That banker went to prison in Lichtenstein. The Trustees, myself included, became Defendants in a lawsuit in a Federal Court. Ultimately the lawsuit was settled, but I was forced into bankruptcy. I have kept my distance since from the world of the glassy-eyed banker.
Coming into the refinancing my past was layered, but this is the means forward to secure this home and property for my family. The process of restoration has been life affirming, and once I was ready for the appraisal, I began to see it as the last step in absolving the deep-rooted shame and pain from that debacle.
My credit scored well. We locked in a good interest rate. Only the appraisal remained. We needed a value of $200,000.
The appraisal came in at $200,000 but subject to tearing down the shed. Given that, the underwriter refused the appraisal, because that verbiage would not be acceptable to the secondary market. We were dead in the water.
I told the bank that we would not tear down the shed just to complete the refi. We do intend at some point to tear down the shed – I look forward to building the new addition – but I am not going to rush into that.
The bank asked about repairing the shed. I made clear that would not be done before our interest rate lock expires, so that was a moot point. The third option was to restate the value of the home excluding the shed.

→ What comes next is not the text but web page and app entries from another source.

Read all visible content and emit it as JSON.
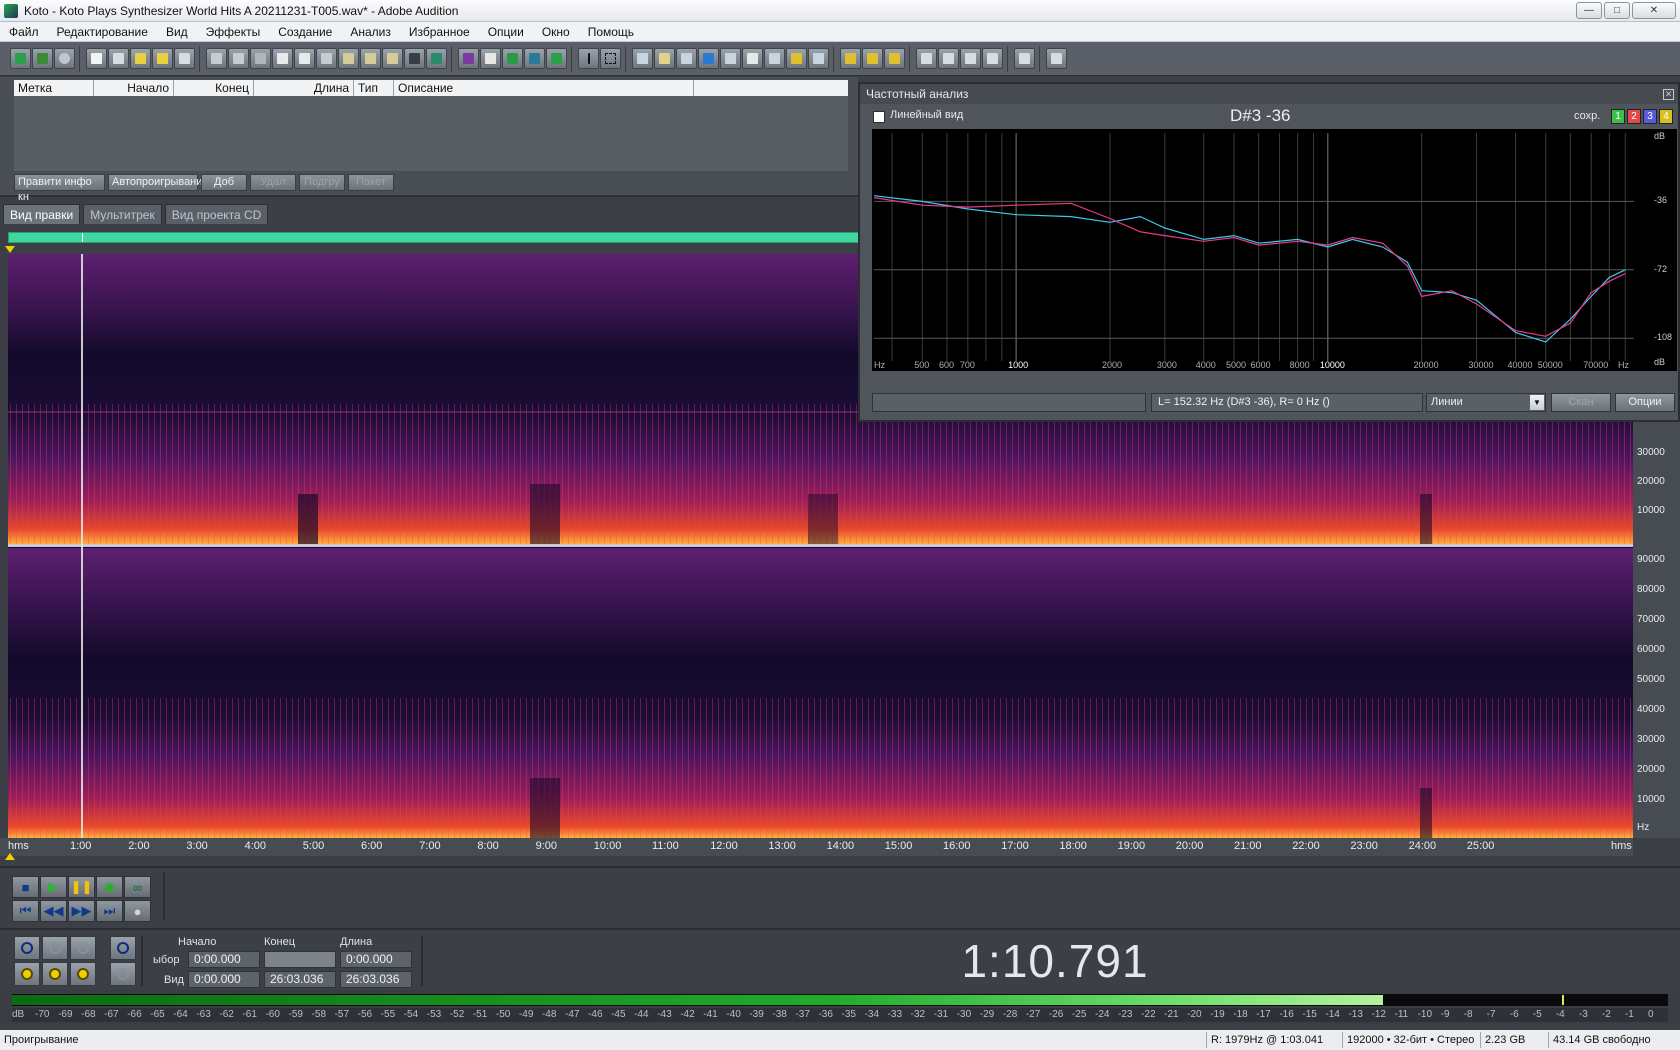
{
  "window": {
    "title": "Koto - Koto Plays Synthesizer World Hits  A 20211231-T005.wav* - Adobe Audition",
    "minimize": "—",
    "maximize": "□",
    "close": "✕"
  },
  "menu": [
    "Файл",
    "Редактирование",
    "Вид",
    "Эффекты",
    "Создание",
    "Анализ",
    "Избранное",
    "Опции",
    "Окно",
    "Помощь"
  ],
  "cue_list": {
    "columns": [
      "Метка",
      "Начало",
      "Конец",
      "Длина",
      "Тип",
      "Описание"
    ],
    "buttons": [
      {
        "label": "Правити инфо кн",
        "enabled": true
      },
      {
        "label": "Автопроигрывани",
        "enabled": true
      },
      {
        "label": "Доб",
        "enabled": true
      },
      {
        "label": "Удал",
        "enabled": false
      },
      {
        "label": "Подгру",
        "enabled": false
      },
      {
        "label": "Пакет",
        "enabled": false
      }
    ]
  },
  "view_tabs": [
    {
      "label": "Вид правки",
      "active": true
    },
    {
      "label": "Мультитрек",
      "active": false
    },
    {
      "label": "Вид проекта CD",
      "active": false
    }
  ],
  "hz_scale": {
    "unit": "Hz",
    "left_channel": [
      "30000",
      "20000",
      "10000"
    ],
    "right_channel": [
      "90000",
      "80000",
      "70000",
      "60000",
      "50000",
      "40000",
      "30000",
      "20000",
      "10000"
    ]
  },
  "time_ruler": {
    "start_label": "hms",
    "end_label": "hms",
    "labels": [
      "1:00",
      "2:00",
      "3:00",
      "4:00",
      "5:00",
      "6:00",
      "7:00",
      "8:00",
      "9:00",
      "10:00",
      "11:00",
      "12:00",
      "13:00",
      "14:00",
      "15:00",
      "16:00",
      "17:00",
      "18:00",
      "19:00",
      "20:00",
      "21:00",
      "22:00",
      "23:00",
      "24:00",
      "25:00"
    ]
  },
  "selection": {
    "headers": {
      "start": "Начало",
      "end": "Конец",
      "length": "Длина"
    },
    "rows": {
      "selection": "ыбор",
      "view": "Вид"
    },
    "selection_values": {
      "start": "0:00.000",
      "end": "",
      "length": "0:00.000"
    },
    "view_values": {
      "start": "0:00.000",
      "end": "26:03.036",
      "length": "26:03.036"
    }
  },
  "time_display": "1:10.791",
  "level_meter": {
    "level_fraction": 0.828,
    "peak_fraction": 0.936,
    "labels": [
      "dB",
      "-70",
      "-69",
      "-68",
      "-67",
      "-66",
      "-65",
      "-64",
      "-63",
      "-62",
      "-61",
      "-60",
      "-59",
      "-58",
      "-57",
      "-56",
      "-55",
      "-54",
      "-53",
      "-52",
      "-51",
      "-50",
      "-49",
      "-48",
      "-47",
      "-46",
      "-45",
      "-44",
      "-43",
      "-42",
      "-41",
      "-40",
      "-39",
      "-38",
      "-37",
      "-36",
      "-35",
      "-34",
      "-33",
      "-32",
      "-31",
      "-30",
      "-29",
      "-28",
      "-27",
      "-26",
      "-25",
      "-24",
      "-23",
      "-22",
      "-21",
      "-20",
      "-19",
      "-18",
      "-17",
      "-16",
      "-15",
      "-14",
      "-13",
      "-12",
      "-11",
      "-10",
      "-9",
      "-8",
      "-7",
      "-6",
      "-5",
      "-4",
      "-3",
      "-2",
      "-1",
      "0"
    ]
  },
  "status": {
    "state": "Проигрывание",
    "cursor": "R: 1979Hz @   1:03.041",
    "format": "192000 • 32-бит • Стерео",
    "size": "2.23 GB",
    "free": "43.14 GB свободно"
  },
  "freq_analysis": {
    "title": "Частотный анализ",
    "linear_label": "Линейный вид",
    "linear_checked": false,
    "note": "D#3 -36",
    "save_label": "сохр.",
    "slots": [
      {
        "label": "1",
        "color": "#3bbf4a"
      },
      {
        "label": "2",
        "color": "#e04a4a"
      },
      {
        "label": "3",
        "color": "#5a5ad8"
      },
      {
        "label": "4",
        "color": "#d8c020"
      }
    ],
    "readout": "L= 152.32 Hz (D#3 -36), R=     0 Hz ()",
    "display_mode": "Линии",
    "scan_label": "Скан",
    "options_label": "Опции",
    "chart_data": {
      "type": "line",
      "x_scale": "log",
      "xlim": [
        350,
        96000
      ],
      "ylim": [
        -120,
        0
      ],
      "x_tick_labels": [
        "Hz",
        "500",
        "600",
        "700",
        "1000",
        "2000",
        "3000",
        "4000",
        "5000",
        "6000",
        "8000",
        "10000",
        "20000",
        "30000",
        "40000",
        "50000",
        "70000",
        "Hz"
      ],
      "y_tick_labels": [
        "dB",
        "-36",
        "-72",
        "-108",
        "dB"
      ],
      "series": [
        {
          "color": "#3fc8e8",
          "x": [
            350,
            500,
            700,
            1000,
            1500,
            2000,
            2500,
            3000,
            4000,
            5000,
            6000,
            8000,
            10000,
            12000,
            15000,
            18000,
            20000,
            25000,
            30000,
            40000,
            50000,
            60000,
            70000,
            80000,
            90000
          ],
          "y": [
            -33,
            -36,
            -40,
            -43,
            -44,
            -47,
            -44,
            -50,
            -56,
            -54,
            -58,
            -56,
            -60,
            -56,
            -60,
            -68,
            -83,
            -84,
            -88,
            -105,
            -110,
            -98,
            -86,
            -76,
            -72
          ]
        },
        {
          "color": "#e83a8a",
          "x": [
            350,
            500,
            700,
            1000,
            1500,
            2000,
            2500,
            3000,
            4000,
            5000,
            6000,
            8000,
            10000,
            12000,
            15000,
            18000,
            20000,
            25000,
            30000,
            40000,
            50000,
            60000,
            70000,
            80000,
            90000
          ],
          "y": [
            -34,
            -38,
            -39,
            -38,
            -37,
            -45,
            -52,
            -54,
            -57,
            -55,
            -59,
            -57,
            -59,
            -55,
            -58,
            -70,
            -86,
            -83,
            -90,
            -104,
            -107,
            -100,
            -84,
            -78,
            -74
          ]
        }
      ]
    }
  },
  "colors": {
    "accent": "#3fd6a0",
    "playhead": "#e8e8e8",
    "spectrogram_low": "#0c0820",
    "spectrogram_mid": "#6a1f7a",
    "spectrogram_high": "#ff5a1a"
  }
}
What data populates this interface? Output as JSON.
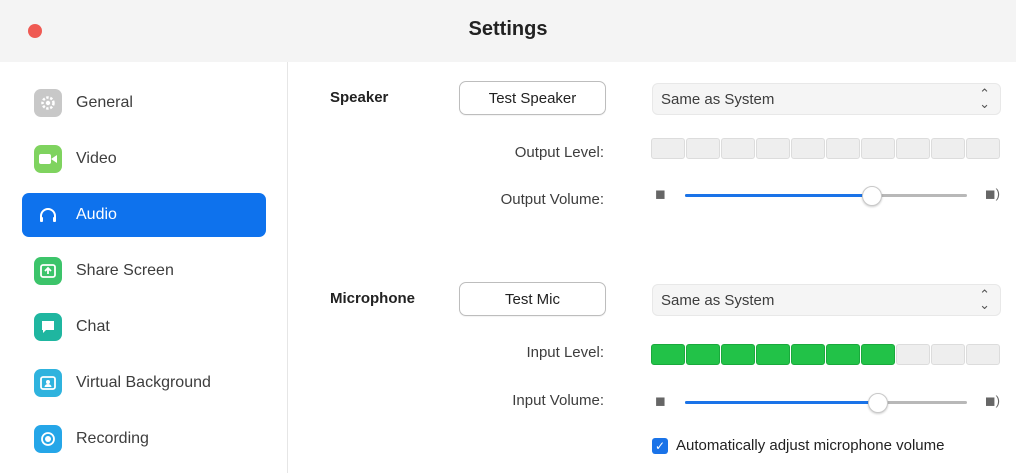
{
  "window": {
    "title": "Settings"
  },
  "sidebar": {
    "items": [
      {
        "label": "General",
        "icon": "gear-icon",
        "color": "#c8c8c8",
        "active": false
      },
      {
        "label": "Video",
        "icon": "video-camera-icon",
        "color": "#7fd35f",
        "active": false
      },
      {
        "label": "Audio",
        "icon": "headphones-icon",
        "color": "#0e72ed",
        "active": true
      },
      {
        "label": "Share Screen",
        "icon": "share-screen-icon",
        "color": "#3cc46a",
        "active": false
      },
      {
        "label": "Chat",
        "icon": "chat-bubble-icon",
        "color": "#1fb6a0",
        "active": false
      },
      {
        "label": "Virtual Background",
        "icon": "person-portrait-icon",
        "color": "#2fb3de",
        "active": false
      },
      {
        "label": "Recording",
        "icon": "record-icon",
        "color": "#25a6e8",
        "active": false
      }
    ]
  },
  "speaker": {
    "section_label": "Speaker",
    "test_button": "Test Speaker",
    "device": "Same as System",
    "output_level_label": "Output Level:",
    "output_level": 0,
    "output_volume_label": "Output Volume:",
    "output_volume": 0.66
  },
  "microphone": {
    "section_label": "Microphone",
    "test_button": "Test Mic",
    "device": "Same as System",
    "input_level_label": "Input Level:",
    "input_level": 0.7,
    "input_volume_label": "Input Volume:",
    "input_volume": 0.68,
    "auto_adjust_label": "Automatically adjust microphone volume",
    "auto_adjust": true
  },
  "colors": {
    "accent": "#0e72ed",
    "meter_on": "#22c248",
    "close": "#ef5a53"
  }
}
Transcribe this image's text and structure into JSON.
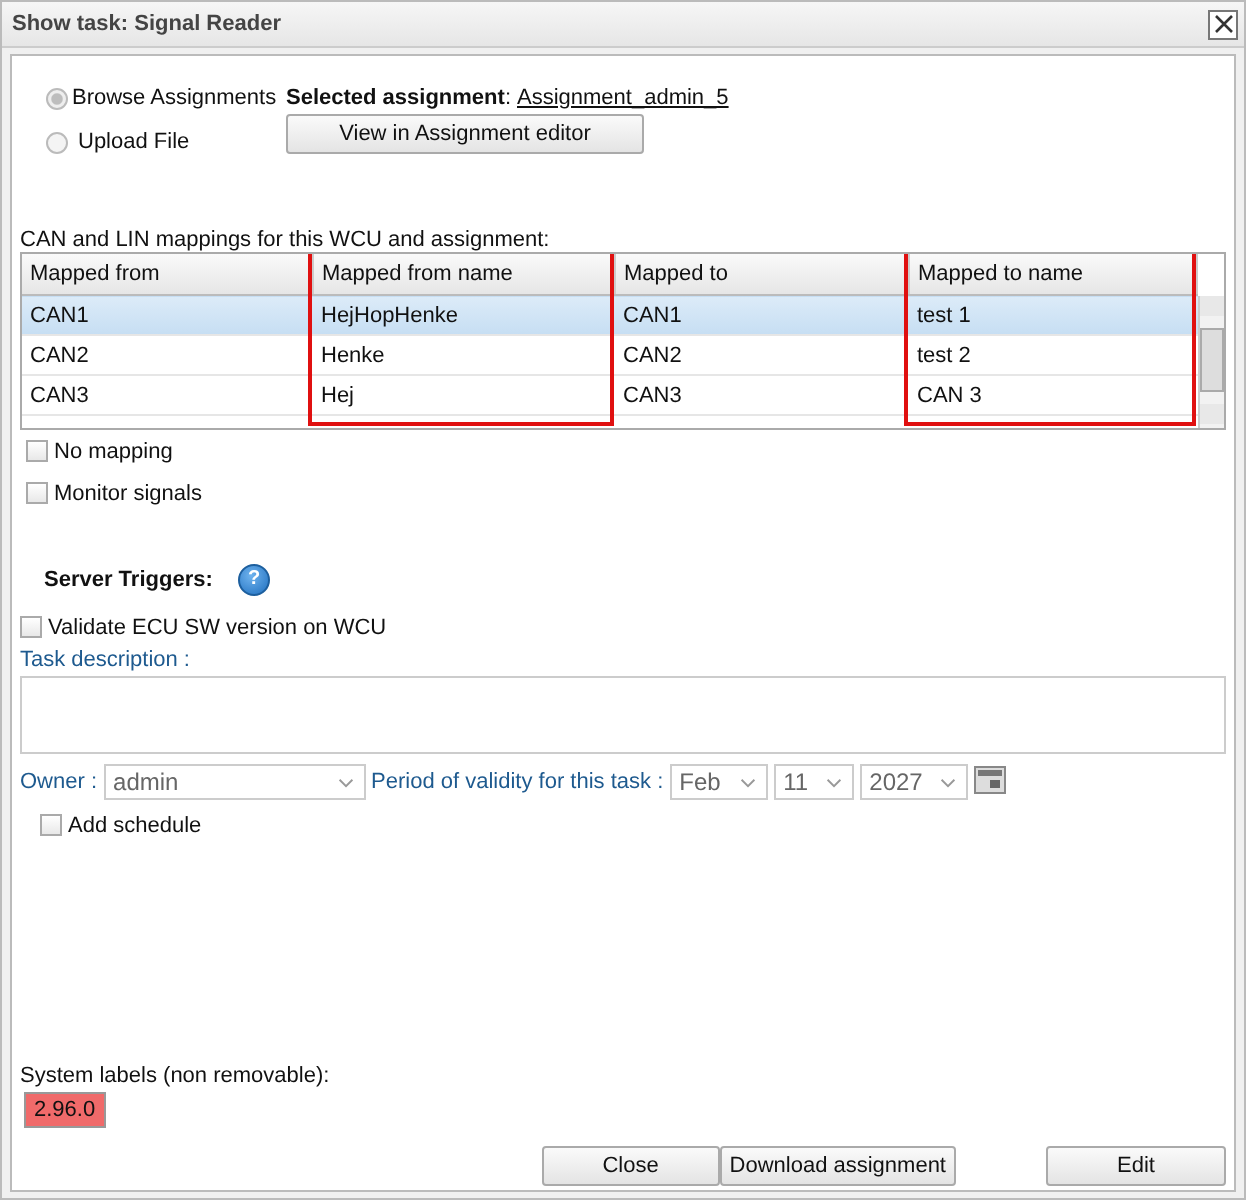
{
  "window": {
    "title": "Show task: Signal Reader"
  },
  "source": [
    {
      "label": "Browse Assignments",
      "selected": true
    },
    {
      "label": "Upload File",
      "selected": false
    }
  ],
  "selected_assignment": {
    "label": "**Selected assignment**:",
    "value": "Assignment_admin_5"
  },
  "view_button": "View in Assignment editor",
  "mappings": {
    "caption": "CAN and LIN mappings for this WCU and assignment:",
    "columns": [
      {
        "label": "Mapped from",
        "highlighted": false
      },
      {
        "label": "Mapped from name",
        "highlighted": true
      },
      {
        "label": "Mapped to",
        "highlighted": false
      },
      {
        "label": "Mapped to name",
        "highlighted": true
      }
    ],
    "rows": [
      {
        "cells": [
          "CAN1",
          "HejHopHenke",
          "CAN1",
          "test 1"
        ],
        "selected": true
      },
      {
        "cells": [
          "CAN2",
          "Henke",
          "CAN2",
          "test 2"
        ],
        "selected": false
      },
      {
        "cells": [
          "CAN3",
          "Hej",
          "CAN3",
          "CAN 3"
        ],
        "selected": false
      }
    ]
  },
  "options": [
    {
      "label": "No mapping",
      "checked": false
    },
    {
      "label": "Monitor signals",
      "checked": false
    }
  ],
  "server_triggers": {
    "label": "Server Triggers:",
    "help": "?",
    "checks": [
      {
        "label": "Validate ECU SW version on WCU",
        "checked": false
      }
    ]
  },
  "task_description": {
    "label": "Task description :"
  },
  "owner": {
    "label": "Owner :",
    "value": "admin"
  },
  "validity": {
    "label": "Period of validity for this task :",
    "month": "Feb",
    "day": "11",
    "year": "2027"
  },
  "schedule": {
    "label": "Add schedule",
    "checked": false
  },
  "system_labels": {
    "label": "System labels (non removable):",
    "tags": [
      {
        "text": "2.96.0",
        "color": "#f06a6a"
      }
    ]
  },
  "buttons": [
    "Close",
    "Download assignment",
    "Edit"
  ]
}
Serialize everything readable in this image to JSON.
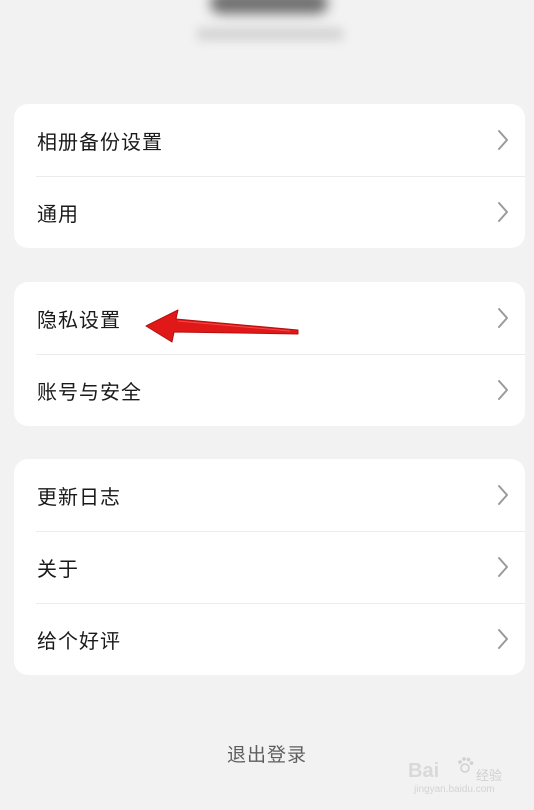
{
  "groups": [
    {
      "items": [
        {
          "label": "相册备份设置"
        },
        {
          "label": "通用"
        }
      ]
    },
    {
      "items": [
        {
          "label": "隐私设置"
        },
        {
          "label": "账号与安全"
        }
      ]
    },
    {
      "items": [
        {
          "label": "更新日志"
        },
        {
          "label": "关于"
        },
        {
          "label": "给个好评"
        }
      ]
    }
  ],
  "logout_label": "退出登录",
  "watermark": {
    "brand": "Bai",
    "brand_cn": "经验",
    "sub": "jingyan.baidu.com"
  },
  "colors": {
    "background": "#f2f2f2",
    "card": "#ffffff",
    "text": "#1a1a1a",
    "chevron": "#9a9a9a",
    "annotation_arrow": "#e01818"
  },
  "icons": {
    "chevron": "chevron-right-icon",
    "annotation": "red-pointer-arrow"
  }
}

Our home and the shed passed the City’s building inspection with no issues. The home and shed are insured. It seemed incredulous, but if one bank insisted the shed was an obstacle, why would any other bank see it differently?
The Loan Officer was highly motivated to make the loan and went to the Bank President. The President, in turn, went back to the appraiser to appeal for a change of language. The appraiser, to our great surprise, consented. He changed his report.
Eighteen words made the difference: “the shed is not a safety hazard or concern. Settling is normal for a building of that age.” No repair needed, no tear down, no reduction in value. Our home is now financeable.
It will be a meaningful personal victory when we close the refinance on 4 December, but our work of restoration has a long way yet to go. The physical property may be the least of it.
The script of every life includes victories and struggles, and as a parent, my goal is to raise children not in the shadow of my circumstance but in resolution’s opening: healthy, intact, curious young souls able to explore, question, move forward without the baggage of their predecessors, the patterns of generations.
This burden of restoration reaches deep, and its ultimate measure will not be the financial, bankable asset, nor even the condition, of physical property, but the WHOLE self, the emotional, psycho-spiritual, playful aspects, that we nurture.
I had never seen it this way before, but through working to restore one piece of the earth, and to create a home and haven for my family, I have learned a new way to think for the second, let alone the seventh, generation.
Chickens are coming! We have a winter before they arrive, but today, on a warm mid-autumn holiday, we got to work putting up a stockade fence.
Our backlot is overgrown with roots aplenty, and not far underground lies ledge. By day’s end, the post hole digger was dented and bent. But six sections of fence went up. Privacy for the hens, and for us too.
The City of South Portland will allow six hens – no Roosters – per household. Muscovy Ducks would be welcome; they love to eat flies, maggots, mosquitos, mosquito larva, slugs, bugs of all sorts, black widow spiders, the brown fiddleback spider and any thing else that creeps and crawls. They are a boon to any garden.
If two households pair up, would that allow twelve birds in total – a mixture of chickens and ducks? Steve had chickens decades ago, and welcomes the idea. Maybe we have the chickens and he keeps the ducks, and they waddle back and forth, foraging here and there as they go. Something fun to ponder as the winter winds begin to blow.